I’m sorry for this review being all over the place but I’m struggling to think logically at the moment. Another thing I wanted to mention, this book isn’t a romance book. I know it says ‘this is not a love story’ in the blurb, but let’s be honest- who trusts blurbs? But no, really, this is not a love story. This is a book about people, about teenagers, about seriously messed up teenagers and school and how it can all get a little bit too much sometimes. It’s about family, and friends, and finding out who you are and not noticing the things in life you should. It’s relatable, it’s truthful and it’s intense.

I just realised that I haven’t really talked about the characters in this book, so let’s do that. Firstly, we have Tori, our main character, she’s sort of quiet, addicted to films and she’s also very strange. She listens to one song on repeat and then she changes to a new one after she’s sick of the first one, she doesn’t like books though she knows the authors to a lot of them. She’s completely bonkers, but she’s also incredibly relatable. Then there’s Michael Holden, who’s amazing and also bonkers. In fact, this entire book is crazy. I want to talk about Charlie, Tori’s brother, I think he’s possibly the best character in this book. I can’t even begin to describe him except to say that I think a lot can be learnt from him and from the relationship between him and Tori. It’s really something.

Basically, it’s perfect and wonderful and all the other good things. It was the perfect book to get me out of my Every Breath book hangover, and the perfect one to put me right back into one. Again, it’s going to be one of those books that I probably won’t ever shut up about.
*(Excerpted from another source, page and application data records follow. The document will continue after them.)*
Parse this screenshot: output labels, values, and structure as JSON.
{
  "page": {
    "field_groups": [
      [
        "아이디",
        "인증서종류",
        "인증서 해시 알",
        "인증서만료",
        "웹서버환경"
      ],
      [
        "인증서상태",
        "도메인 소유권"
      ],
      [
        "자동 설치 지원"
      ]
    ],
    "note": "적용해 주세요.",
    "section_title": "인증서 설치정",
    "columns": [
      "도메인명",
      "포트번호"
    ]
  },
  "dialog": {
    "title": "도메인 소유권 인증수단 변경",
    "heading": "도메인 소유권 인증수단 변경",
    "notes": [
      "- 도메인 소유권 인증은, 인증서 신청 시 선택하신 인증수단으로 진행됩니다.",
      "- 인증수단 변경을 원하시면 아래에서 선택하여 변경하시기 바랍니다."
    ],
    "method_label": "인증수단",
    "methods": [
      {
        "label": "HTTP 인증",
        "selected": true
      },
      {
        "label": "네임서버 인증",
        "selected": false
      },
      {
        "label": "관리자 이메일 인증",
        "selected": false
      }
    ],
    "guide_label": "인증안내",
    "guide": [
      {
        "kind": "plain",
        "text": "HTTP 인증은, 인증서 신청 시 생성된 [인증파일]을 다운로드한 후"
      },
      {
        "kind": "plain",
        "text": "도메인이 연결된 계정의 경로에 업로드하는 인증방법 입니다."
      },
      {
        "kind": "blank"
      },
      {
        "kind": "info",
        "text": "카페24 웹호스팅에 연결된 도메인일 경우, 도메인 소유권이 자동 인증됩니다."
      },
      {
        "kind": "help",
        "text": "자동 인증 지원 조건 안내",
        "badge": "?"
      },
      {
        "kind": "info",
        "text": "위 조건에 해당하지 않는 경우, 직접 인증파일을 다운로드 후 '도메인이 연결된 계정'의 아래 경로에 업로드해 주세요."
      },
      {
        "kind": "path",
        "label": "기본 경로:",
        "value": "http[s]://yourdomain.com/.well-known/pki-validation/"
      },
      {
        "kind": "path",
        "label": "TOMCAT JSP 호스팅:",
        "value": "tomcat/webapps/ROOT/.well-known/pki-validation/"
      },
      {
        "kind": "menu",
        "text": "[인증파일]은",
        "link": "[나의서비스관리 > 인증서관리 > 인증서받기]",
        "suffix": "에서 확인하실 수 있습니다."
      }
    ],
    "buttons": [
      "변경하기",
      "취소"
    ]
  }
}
Can I just quickly mention that Alice Oseman is only a year older than me? That’s crazy (and very cool). So, prepare yourselves for me freaking out about this book constantly and forcing as many of you to read it as is humanly possible. Sorry, not sorry.

Thank you to the lovely people at Harper Teen Australia for sending this to me!


  1. Thank you so much for this wonderful, wonderful, wonderful review, Ely! I'm so glad you enjoyed it, and I can't wait to devour this one myself when I get my hands on a copy.

  2. I've been eyeing this book ever since I first heard about it. I love the fact that it's written by a young author! I'll definitely have to give this one a try. Great review!

  3. Sounds like a weird one, and I still don’t feel like I know what it’s about after reading your review, but I now have an idea of how you felt about it. You had me at David Tennant and Benedict Cumberbatch. LOVE THEM. And I love it when books are full of references that I understand. You piqued my interest in this book, so I’ll add it to my wishlist. Nice review!